Ethics Modules

The days when an engineer's only ethical commitment was loyalty to his or her employer have long passed. The expansiveness of technology is such that now, more than ever, society is holding engineering professions accountable for decisions that affect a full range of daily life activities. Engineers now are responsible for saying: "Can we do it, should we do it, if we do it, can we control it, and are we willing to be accountable for it?" There have been too many "headline type" instances of technology gone astray for it to be otherwise: Pinto automobiles that burn when hit from the rear, DC-10's that crash when cargo doors don't hold, bridges that collapse, Hyatt Regency walkways that fail, space shuttles that explode on national TV, gas leaks that kill thousands, nuclear plant accidents, computer viruses, oil tanker oil spills, and on and on.

Since engineers have been accorded professional status and the privileges that go with it, since they have literally created our way of life, and since their designs require experimentation with subjects - sometimes many subjects and without their knowledge or permission - it is no wonder that engineers are being held accountable for their actions. And for engineers, the implications are inescapable. Handling ethical dilemmas and making ethical decisions are very important elements of being a professional.

A Structured Way to Approach Ethical Problems

Dilemmas force hard moral choices. They cause us to deal with values.
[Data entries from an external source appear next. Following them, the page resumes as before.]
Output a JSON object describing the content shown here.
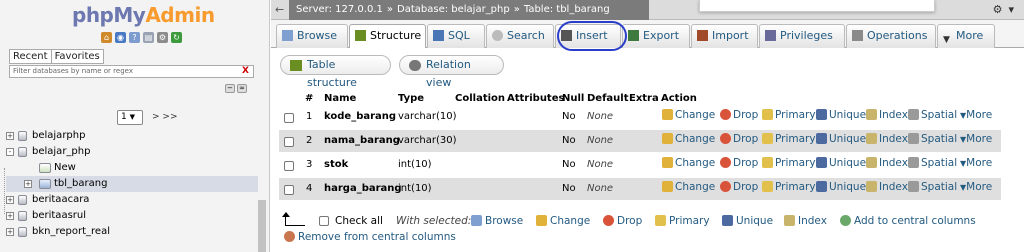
{
  "nav": {
    "logo_php": "php",
    "logo_my": "My",
    "logo_admin": "Admin",
    "tab_recent": "Recent",
    "tab_favorites": "Favorites",
    "filter_placeholder": "Filter databases by name or regex",
    "filter_clear": "X",
    "page_value": "1",
    "page_next": "> >>",
    "tree": [
      {
        "label": "belajarphp",
        "expander": "+",
        "selected": false,
        "child": false
      },
      {
        "label": "belajar_php",
        "expander": "-",
        "selected": false,
        "child": false
      },
      {
        "label": "New",
        "expander": "",
        "selected": false,
        "child": true
      },
      {
        "label": "tbl_barang",
        "expander": "+",
        "selected": true,
        "child": true
      },
      {
        "label": "beritaacara",
        "expander": "+",
        "selected": false,
        "child": false
      },
      {
        "label": "beritaasrul",
        "expander": "+",
        "selected": false,
        "child": false
      },
      {
        "label": "bkn_report_real",
        "expander": "+",
        "selected": false,
        "child": false
      }
    ]
  },
  "breadcrumb": {
    "server": "Server: 127.0.0.1",
    "database": "Database: belajar_php",
    "table": "Table: tbl_barang",
    "sep": "»"
  },
  "tabs": [
    {
      "label": "Browse",
      "icon": "browse-icon",
      "color": "#5b7fb8"
    },
    {
      "label": "Structure",
      "icon": "structure-icon",
      "color": "#6b8e23"
    },
    {
      "label": "SQL",
      "icon": "sql-icon",
      "color": "#4a76b5"
    },
    {
      "label": "Search",
      "icon": "search-icon",
      "color": "#888888"
    },
    {
      "label": "Insert",
      "icon": "insert-icon",
      "color": "#444444"
    },
    {
      "label": "Export",
      "icon": "export-icon",
      "color": "#3e7a3e"
    },
    {
      "label": "Import",
      "icon": "import-icon",
      "color": "#a04a2a"
    },
    {
      "label": "Privileges",
      "icon": "privileges-icon",
      "color": "#6a6a9a"
    },
    {
      "label": "Operations",
      "icon": "wrench-icon",
      "color": "#7a7a7a"
    },
    {
      "label": "More",
      "icon": "chevron-down-icon",
      "color": "#333333"
    }
  ],
  "sub_buttons": {
    "table_structure": "Table structure",
    "relation_view": "Relation view"
  },
  "columns": {
    "num": "#",
    "name": "Name",
    "type": "Type",
    "collation": "Collation",
    "attributes": "Attributes",
    "null": "Null",
    "default": "Default",
    "extra": "Extra",
    "action": "Action"
  },
  "rows": [
    {
      "num": "1",
      "name": "kode_barang",
      "type": "varchar(10)",
      "null": "No",
      "default": "None"
    },
    {
      "num": "2",
      "name": "nama_barang",
      "type": "varchar(30)",
      "null": "No",
      "default": "None"
    },
    {
      "num": "3",
      "name": "stok",
      "type": "int(10)",
      "null": "No",
      "default": "None"
    },
    {
      "num": "4",
      "name": "harga_barang",
      "type": "int(10)",
      "null": "No",
      "default": "None"
    }
  ],
  "row_actions": {
    "change": "Change",
    "drop": "Drop",
    "primary": "Primary",
    "unique": "Unique",
    "index": "Index",
    "spatial": "Spatial",
    "more": "More"
  },
  "bottom": {
    "check_all": "Check all",
    "with_selected": "With selected:",
    "browse": "Browse",
    "change": "Change",
    "drop": "Drop",
    "primary": "Primary",
    "unique": "Unique",
    "index": "Index",
    "add_central": "Add to central columns",
    "remove_central": "Remove from central columns"
  },
  "colors": {
    "link": "#235a81",
    "annotation": "#2a3ec9",
    "row_alt": "#dfdfdf"
  }
}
If we are going to deal with dilemmas in an organized manner that allows us to explain and defend our decisions and not start from ground zero with each new problem, we need to:

  • Think about what we mean by such terms as good, bad, right, wrong, and necessary.
  • Consider, at the most general level, what kinds of actions are morally permissible. Is war ever justified? Can a price tag - any price tag - be put on human life? Is it ever permissible to eliminate a species?
  • Bring the general and theoretical to specifics which relate to the here and now of the real world. Is capital punishment a moral way to deal with those who are guilty of murder? Was the Persian Gulf War justified? Was it morally permissible to drop atomic bombs to end World War II?
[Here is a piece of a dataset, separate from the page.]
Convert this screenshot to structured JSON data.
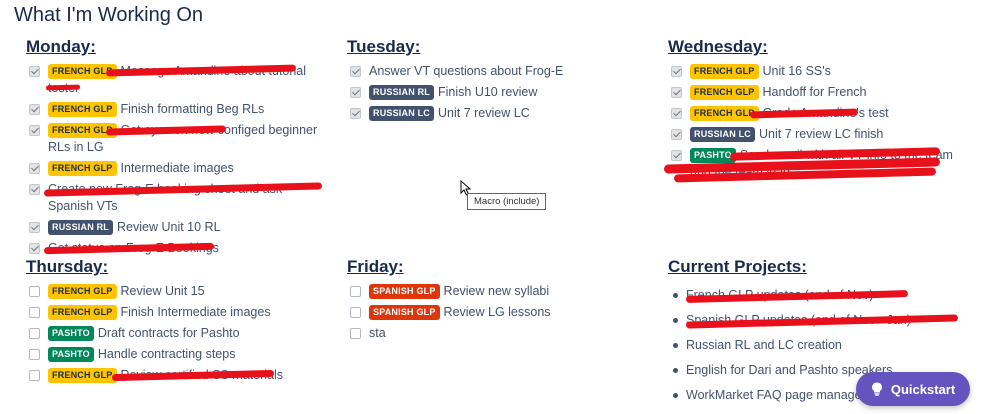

This process allows us to get in our minds clear ideas about what is right and wrong and helps us to decide what to do in other cases. Then we have to make important distinctions. We have to distinguish between:

  • Conventional and Reflective Morality - Is what we have always done what we ought to do?
  • Morality and Law - Just because it is legal, is it right?
  • Morality and Prudence - Can we morally do it, just because it is in our best interest?
  • Morality and Economics - Is the most economic decision the most moral decision?
  • Morality and Obedience to Authority - Is following orders that are not proper a legal or a moral defense?
  • Morality and Mere Opinion - Are you obligated to search further for a reason to justify actions than mere opinion?

This takes you back to the start of the list and the considerations of what morality really means.

Follow the above system when you analyze ethical dilemmas and you will be able to completely encircle the problem and approach its solution from many directions. But remember: you usually have to give up something of value to get something of value, and with ethics, there frequently is no absolute right answer, just a personal best answer, and it all comes down to you.

Ethics Case 1

Consider the case of The Backwards Math. This case is reprinted with the permission of McGraw-Hill, Inc., publishers of Chemical Engineering magazine, the publication in which the case originally appeared.

Ethics Case 2

Consider also the case of Political Contributions. This case is taken from the National Society of Professional Engineers publication "Opinions of the Board of Ethical Review."